Work out how many lines in the data include the string "right"; reply with that number alone.

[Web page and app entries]
========================================

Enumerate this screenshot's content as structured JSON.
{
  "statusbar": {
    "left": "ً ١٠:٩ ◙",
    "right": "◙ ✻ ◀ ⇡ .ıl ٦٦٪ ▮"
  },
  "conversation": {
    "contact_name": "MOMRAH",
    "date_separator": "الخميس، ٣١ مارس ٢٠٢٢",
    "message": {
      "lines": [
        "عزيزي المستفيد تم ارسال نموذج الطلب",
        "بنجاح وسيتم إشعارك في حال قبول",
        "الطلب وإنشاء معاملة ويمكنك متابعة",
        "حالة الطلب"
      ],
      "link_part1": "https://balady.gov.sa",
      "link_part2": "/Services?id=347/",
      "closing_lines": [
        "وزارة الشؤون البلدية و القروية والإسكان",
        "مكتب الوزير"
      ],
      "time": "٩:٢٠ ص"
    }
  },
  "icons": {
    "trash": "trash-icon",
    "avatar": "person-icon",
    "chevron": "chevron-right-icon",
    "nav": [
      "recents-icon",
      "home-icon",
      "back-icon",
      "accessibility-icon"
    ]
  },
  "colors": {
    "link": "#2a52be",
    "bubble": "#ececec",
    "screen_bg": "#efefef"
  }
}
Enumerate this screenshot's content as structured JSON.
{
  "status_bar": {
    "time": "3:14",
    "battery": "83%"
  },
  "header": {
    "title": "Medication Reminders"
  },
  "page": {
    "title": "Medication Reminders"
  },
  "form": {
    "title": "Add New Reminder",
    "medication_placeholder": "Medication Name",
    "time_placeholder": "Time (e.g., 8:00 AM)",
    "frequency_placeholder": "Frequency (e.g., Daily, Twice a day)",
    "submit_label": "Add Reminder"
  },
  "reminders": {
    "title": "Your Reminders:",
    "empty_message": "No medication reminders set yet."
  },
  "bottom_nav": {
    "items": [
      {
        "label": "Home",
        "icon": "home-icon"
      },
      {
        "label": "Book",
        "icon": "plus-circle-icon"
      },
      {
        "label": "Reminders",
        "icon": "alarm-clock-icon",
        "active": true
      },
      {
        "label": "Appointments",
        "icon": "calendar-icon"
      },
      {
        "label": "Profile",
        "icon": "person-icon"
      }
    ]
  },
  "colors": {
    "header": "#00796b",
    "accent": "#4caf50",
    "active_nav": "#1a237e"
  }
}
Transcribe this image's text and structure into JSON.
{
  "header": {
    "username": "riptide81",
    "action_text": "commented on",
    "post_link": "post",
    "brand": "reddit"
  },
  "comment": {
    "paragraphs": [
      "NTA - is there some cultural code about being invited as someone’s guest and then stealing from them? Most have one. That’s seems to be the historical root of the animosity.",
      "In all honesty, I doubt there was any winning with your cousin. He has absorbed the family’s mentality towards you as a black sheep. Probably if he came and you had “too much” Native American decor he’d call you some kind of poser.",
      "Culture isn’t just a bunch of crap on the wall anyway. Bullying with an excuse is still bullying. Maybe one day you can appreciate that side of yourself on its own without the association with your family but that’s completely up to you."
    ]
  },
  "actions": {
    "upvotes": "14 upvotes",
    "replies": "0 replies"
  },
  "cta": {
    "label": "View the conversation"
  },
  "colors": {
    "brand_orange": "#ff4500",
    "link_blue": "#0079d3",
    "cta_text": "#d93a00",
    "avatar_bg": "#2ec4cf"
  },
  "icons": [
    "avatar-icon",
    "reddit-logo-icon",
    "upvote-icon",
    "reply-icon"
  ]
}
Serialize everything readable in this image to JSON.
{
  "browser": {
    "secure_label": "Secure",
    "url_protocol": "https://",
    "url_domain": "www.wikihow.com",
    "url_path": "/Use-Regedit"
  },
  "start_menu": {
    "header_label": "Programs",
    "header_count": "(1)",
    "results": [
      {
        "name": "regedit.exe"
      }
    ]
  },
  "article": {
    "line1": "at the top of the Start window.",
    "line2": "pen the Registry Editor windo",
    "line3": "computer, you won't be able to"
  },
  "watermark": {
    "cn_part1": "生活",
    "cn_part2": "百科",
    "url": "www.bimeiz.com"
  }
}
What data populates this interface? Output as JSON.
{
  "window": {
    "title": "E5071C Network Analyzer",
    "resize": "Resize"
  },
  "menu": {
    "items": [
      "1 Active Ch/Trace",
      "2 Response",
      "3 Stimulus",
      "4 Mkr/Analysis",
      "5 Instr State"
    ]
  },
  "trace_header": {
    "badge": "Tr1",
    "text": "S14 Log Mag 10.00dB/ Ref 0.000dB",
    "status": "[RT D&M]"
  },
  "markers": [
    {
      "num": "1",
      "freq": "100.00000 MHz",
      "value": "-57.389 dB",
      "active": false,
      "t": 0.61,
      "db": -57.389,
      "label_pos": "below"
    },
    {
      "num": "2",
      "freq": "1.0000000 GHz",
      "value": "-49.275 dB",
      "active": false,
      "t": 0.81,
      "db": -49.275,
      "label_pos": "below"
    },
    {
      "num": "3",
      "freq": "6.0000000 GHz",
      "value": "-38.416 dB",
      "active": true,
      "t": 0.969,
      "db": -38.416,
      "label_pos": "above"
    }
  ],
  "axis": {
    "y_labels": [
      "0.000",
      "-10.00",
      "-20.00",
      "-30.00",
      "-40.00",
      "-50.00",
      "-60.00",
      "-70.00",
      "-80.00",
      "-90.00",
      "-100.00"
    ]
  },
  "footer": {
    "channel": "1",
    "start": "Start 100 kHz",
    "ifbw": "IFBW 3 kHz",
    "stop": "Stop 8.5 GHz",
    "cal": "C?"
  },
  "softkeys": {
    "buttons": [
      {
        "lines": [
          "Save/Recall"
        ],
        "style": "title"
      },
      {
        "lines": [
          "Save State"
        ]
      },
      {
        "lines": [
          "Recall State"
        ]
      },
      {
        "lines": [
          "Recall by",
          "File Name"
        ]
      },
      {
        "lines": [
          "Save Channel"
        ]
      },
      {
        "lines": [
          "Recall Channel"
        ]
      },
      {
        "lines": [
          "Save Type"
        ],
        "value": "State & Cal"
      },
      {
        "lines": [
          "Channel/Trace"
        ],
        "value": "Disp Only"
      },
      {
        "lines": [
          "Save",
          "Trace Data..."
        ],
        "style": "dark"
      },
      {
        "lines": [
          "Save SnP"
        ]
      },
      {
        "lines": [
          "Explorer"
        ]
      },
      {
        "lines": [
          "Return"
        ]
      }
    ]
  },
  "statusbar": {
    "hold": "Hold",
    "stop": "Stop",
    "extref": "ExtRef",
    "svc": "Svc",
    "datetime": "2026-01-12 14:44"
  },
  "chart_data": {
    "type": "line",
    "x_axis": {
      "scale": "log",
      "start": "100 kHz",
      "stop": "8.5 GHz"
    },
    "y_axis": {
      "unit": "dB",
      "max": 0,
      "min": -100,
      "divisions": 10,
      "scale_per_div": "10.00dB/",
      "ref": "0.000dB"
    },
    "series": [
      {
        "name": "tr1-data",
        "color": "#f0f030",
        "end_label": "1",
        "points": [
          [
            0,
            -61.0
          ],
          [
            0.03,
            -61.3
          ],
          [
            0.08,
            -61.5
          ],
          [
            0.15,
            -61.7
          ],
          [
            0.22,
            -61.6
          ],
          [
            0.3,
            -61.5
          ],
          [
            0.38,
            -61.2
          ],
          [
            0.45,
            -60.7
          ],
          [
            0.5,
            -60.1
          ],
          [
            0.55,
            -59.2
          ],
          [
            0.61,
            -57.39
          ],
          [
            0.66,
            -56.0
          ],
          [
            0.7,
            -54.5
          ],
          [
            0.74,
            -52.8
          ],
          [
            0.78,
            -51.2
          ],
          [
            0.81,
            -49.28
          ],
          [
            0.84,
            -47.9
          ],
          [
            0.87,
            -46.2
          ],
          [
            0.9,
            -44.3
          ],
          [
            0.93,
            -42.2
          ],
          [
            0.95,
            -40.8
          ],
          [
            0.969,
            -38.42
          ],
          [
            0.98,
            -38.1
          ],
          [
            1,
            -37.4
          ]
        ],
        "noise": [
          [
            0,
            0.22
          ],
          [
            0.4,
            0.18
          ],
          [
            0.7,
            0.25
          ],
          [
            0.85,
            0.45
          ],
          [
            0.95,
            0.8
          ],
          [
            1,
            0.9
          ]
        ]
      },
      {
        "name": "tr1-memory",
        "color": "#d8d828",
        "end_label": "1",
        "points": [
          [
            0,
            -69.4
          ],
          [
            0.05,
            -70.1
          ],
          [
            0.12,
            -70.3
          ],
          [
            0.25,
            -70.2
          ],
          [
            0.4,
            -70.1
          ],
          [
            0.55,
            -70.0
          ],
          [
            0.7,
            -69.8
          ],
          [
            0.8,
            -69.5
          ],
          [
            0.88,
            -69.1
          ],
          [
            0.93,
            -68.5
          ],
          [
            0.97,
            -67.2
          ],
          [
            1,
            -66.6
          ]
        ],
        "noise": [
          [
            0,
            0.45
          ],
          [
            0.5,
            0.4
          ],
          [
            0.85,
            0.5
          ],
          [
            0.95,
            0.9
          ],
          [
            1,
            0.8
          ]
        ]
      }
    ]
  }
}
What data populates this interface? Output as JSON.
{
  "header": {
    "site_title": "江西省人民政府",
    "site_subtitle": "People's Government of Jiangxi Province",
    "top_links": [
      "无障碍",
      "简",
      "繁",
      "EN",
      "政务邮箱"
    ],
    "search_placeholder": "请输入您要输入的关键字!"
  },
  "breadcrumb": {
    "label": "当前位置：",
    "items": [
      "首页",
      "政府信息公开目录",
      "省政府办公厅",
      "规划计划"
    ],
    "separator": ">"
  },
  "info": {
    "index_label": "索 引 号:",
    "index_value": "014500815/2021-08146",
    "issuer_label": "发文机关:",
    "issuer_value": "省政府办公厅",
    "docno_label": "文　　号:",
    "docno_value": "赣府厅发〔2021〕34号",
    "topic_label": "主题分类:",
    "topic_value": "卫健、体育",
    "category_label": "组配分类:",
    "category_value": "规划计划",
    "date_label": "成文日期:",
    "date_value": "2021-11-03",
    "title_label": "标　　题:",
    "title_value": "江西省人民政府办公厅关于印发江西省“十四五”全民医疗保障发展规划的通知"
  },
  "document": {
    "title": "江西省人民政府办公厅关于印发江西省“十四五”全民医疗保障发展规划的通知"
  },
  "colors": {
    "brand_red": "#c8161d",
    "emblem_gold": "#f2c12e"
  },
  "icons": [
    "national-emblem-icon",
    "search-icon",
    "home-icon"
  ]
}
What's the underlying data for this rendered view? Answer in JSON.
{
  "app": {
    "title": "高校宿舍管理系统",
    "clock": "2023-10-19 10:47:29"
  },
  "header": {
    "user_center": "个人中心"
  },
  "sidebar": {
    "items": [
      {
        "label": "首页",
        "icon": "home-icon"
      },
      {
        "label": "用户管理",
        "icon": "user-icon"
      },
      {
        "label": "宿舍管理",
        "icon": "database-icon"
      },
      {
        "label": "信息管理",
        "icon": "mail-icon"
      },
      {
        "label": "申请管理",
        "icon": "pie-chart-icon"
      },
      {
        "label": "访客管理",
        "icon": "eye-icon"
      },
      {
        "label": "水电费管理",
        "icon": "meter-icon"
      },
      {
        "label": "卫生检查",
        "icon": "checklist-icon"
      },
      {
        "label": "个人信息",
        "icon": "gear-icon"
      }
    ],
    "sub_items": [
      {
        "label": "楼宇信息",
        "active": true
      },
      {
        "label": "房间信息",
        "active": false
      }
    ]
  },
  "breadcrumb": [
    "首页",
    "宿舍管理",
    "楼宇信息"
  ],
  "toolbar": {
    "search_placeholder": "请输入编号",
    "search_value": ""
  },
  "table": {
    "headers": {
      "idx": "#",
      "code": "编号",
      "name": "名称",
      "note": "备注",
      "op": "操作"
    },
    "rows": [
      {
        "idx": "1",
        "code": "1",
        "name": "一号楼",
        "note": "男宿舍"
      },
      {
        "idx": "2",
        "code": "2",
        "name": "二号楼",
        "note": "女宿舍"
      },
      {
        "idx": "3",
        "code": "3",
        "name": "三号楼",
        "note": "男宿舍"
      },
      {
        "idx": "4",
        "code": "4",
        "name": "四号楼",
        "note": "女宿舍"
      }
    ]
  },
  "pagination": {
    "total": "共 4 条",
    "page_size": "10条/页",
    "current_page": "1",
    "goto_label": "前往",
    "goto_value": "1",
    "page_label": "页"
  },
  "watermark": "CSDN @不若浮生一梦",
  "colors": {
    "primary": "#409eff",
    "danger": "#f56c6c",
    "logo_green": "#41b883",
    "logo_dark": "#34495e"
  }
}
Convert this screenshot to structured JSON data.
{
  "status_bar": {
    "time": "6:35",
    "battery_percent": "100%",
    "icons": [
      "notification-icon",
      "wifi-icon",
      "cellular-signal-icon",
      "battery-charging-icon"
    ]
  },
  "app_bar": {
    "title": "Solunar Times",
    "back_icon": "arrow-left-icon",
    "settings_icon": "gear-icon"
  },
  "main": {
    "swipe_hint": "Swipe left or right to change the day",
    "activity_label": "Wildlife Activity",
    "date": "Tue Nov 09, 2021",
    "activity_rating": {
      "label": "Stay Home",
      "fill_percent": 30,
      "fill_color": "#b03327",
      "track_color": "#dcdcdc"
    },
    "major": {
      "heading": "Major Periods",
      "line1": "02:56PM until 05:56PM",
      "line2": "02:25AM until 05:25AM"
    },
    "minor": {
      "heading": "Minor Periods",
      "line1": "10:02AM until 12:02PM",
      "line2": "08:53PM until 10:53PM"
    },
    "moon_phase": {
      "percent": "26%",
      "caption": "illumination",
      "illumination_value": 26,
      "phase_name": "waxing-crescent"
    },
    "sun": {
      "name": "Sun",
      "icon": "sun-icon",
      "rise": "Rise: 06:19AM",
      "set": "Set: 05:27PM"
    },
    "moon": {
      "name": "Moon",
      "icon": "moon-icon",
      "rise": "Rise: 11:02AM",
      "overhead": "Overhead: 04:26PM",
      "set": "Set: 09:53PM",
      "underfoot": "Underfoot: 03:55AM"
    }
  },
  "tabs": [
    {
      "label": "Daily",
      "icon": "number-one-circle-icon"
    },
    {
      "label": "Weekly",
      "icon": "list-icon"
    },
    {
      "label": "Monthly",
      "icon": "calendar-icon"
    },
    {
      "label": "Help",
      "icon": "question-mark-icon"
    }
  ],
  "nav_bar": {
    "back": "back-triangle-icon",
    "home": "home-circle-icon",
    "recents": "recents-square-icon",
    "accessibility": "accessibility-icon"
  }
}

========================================

* [Finished task]
3